The Clean Air Council, on behalf of several conservation and environmental groups, has submitted a letter to state Department of Environmental Protection Secretary Chris Abruzzo questioning DEP’s air quality monitoring report regarding the Chevron well explosion in Dunkard Township.
DEP issued its study last month that concluded air monitoring conducted following the Feb. 11 well explosion indicated no pollutants at concentration levels that would be harmful to local residents or emergency responders.
DEP took samples at several sites, upwind and downwind of the well pad, from Feb. 12, the day following the explosion, to Feb. 20, the day the wells were capped.
“PA DEP’s sampling protocol suffered from numerous inadequacies that could have prevented the investigation from detecting harmful levels of pollution,” the council said.
DEP’s report said no concentration levels of pollutants were detected that would indicate a potential acute or short-term health concern for ‘typical local residents,’” the letter states. However, DEP should have evaluated impacts based on the most vulnerable individuals, including the elderly, children and those with existing medical conditions, it said.
The council also maintains 24-hour averages used by DEP underestimate exposure to potential peak concentrations, including any plumes of high concentration levels of pollutants, and should not be used to evaluate acute exposure to pollutants.
DEP completed insufficient air samples to support its conclusion the fire did not produce “pollution spikes” harmful to human health, the council said.
DEP used air sampling canisters to collect both instantaneous samples, referred to as grab samples, and 24-hour continuous samples.
Two grab samples were collected near residences downwind of the well site each day. For a benchmark, a single daily upwind grab sample was also taken. In addition, a 24-hour continuous sample was taken at one of the two downwind sample sites.
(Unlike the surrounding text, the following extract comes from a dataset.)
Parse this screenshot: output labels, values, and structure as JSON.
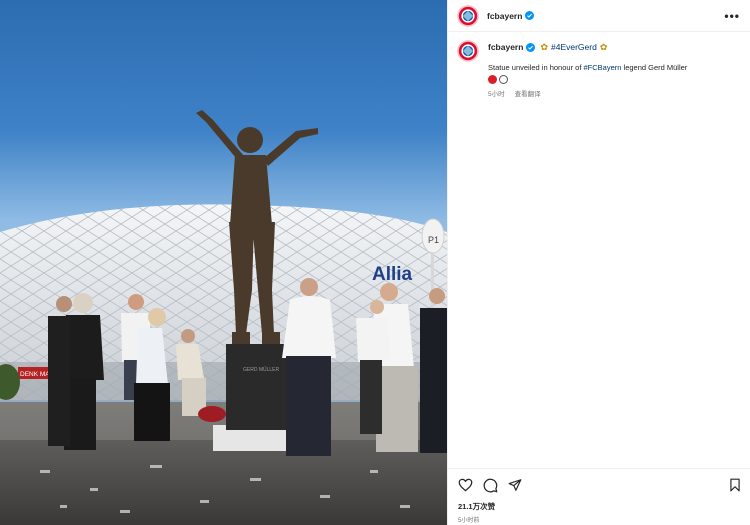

However, using only one 24-hour continuous monitor downwind, DEP failed to take into account changes in wind direction during the day that could have moved any plume of pollutants outside the range of the monitors, the council said.
In addition, grab samples taken only twice a day could possibly have missed any high volume of pollutants emitted for a short time. If any brief, high volume of pollutants were detected by the 24-hour monitor, it would go unrecorded because it would be averaged with all emissions during the day, the council said.
The council also notes DEP failed to conduct sampling the first day of the fire. “It is possible that many of the most harmful air toxics were emitted on the first day of the fire,” it said.
On the day of the explosion, Chevron barred DEP personnel and the agency’s emergency response vehicle from access to the site. DEP subsequently cited Chevron for failing to allow its personnel access to the property.
“This conforms to a troubling pattern in which PA DEP fails to enforce environmental laws and abdicates its legal obligation to protect the people’s right to breathe clean air,” the council said.
DEP spokeswoman Morgan Wagner, in an email, said the agency is preparing an official response to the council’s letter.
She noted, however, DEP personnel were on-site almost immediately following the explosion and remained on-site 24 hours a day until the emergency ended.
Chevron initially denied access to the well pad based on safety concerns, however, DEP emergency responders were able to set up the monitoring equipment they felt was necessary, she said. DEP cited the company to make it clear “an operator does not have the authority to restrict DEP’s access.”
Wagner also said the agency disagrees with the council’s assertions regarding DEP’s sampling methodology.
“We began our independent sampling a day after the fire was reported,” she said. “Our staff is highly trained in this area and we stand by our sampling protocol.” Chevron also was monitoring the air at the same time, she said.
DEP monitored for 57 toxic air pollutants. “Again, as the report says, the ground-level concentrations of those toxic air pollutants were not detected at levels in excess of concentrations that would indicate a potential acute or short-term health concern for emergency responders or a ‘typical’ local resident,” Wagner wrote.
The council prepared the letter on behalf of the Greene County Izaak Walton League, Center for Coalfield Justice and the Sierra Club. A spokesman for the council could not be reached for comment.